In the entries that follow, find each line with the word "Land" and copy it.

Component data from apps and pages

####################

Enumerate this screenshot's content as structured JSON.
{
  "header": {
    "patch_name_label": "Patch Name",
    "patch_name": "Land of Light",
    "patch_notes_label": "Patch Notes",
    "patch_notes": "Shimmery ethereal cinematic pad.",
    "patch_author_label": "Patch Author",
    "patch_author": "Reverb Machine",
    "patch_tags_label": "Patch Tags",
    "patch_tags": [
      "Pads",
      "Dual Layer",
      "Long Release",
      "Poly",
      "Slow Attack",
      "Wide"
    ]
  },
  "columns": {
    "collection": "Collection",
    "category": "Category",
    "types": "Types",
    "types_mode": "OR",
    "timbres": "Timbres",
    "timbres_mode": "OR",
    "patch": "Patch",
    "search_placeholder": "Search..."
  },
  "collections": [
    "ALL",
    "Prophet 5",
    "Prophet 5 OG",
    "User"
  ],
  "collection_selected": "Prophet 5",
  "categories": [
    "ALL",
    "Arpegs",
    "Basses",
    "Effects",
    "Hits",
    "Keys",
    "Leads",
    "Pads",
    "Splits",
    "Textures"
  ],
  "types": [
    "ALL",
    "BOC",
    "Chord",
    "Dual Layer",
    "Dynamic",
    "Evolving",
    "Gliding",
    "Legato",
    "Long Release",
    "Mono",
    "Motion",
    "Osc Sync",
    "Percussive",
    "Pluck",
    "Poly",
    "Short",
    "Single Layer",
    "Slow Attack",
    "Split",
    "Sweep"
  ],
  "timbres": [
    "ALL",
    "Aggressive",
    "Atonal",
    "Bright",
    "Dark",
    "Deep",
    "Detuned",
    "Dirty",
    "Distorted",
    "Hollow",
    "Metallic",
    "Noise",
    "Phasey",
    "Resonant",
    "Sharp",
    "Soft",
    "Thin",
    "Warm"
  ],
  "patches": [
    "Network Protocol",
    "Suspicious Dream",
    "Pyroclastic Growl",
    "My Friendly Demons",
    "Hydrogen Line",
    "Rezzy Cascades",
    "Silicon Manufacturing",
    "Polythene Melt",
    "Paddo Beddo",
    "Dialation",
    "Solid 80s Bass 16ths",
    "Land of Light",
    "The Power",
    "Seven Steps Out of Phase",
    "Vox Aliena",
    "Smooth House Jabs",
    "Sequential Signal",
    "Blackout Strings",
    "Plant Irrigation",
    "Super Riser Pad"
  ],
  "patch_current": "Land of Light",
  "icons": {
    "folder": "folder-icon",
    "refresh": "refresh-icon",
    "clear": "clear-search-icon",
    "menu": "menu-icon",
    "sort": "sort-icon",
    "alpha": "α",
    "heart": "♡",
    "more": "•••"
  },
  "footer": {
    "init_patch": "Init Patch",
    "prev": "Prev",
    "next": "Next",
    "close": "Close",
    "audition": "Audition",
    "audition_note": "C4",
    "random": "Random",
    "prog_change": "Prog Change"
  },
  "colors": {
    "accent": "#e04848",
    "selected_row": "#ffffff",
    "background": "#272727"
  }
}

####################

=== Response ===
    "patch_name": "Land of Light",
    "Land of Light",
  "patch_current": "Land of Light",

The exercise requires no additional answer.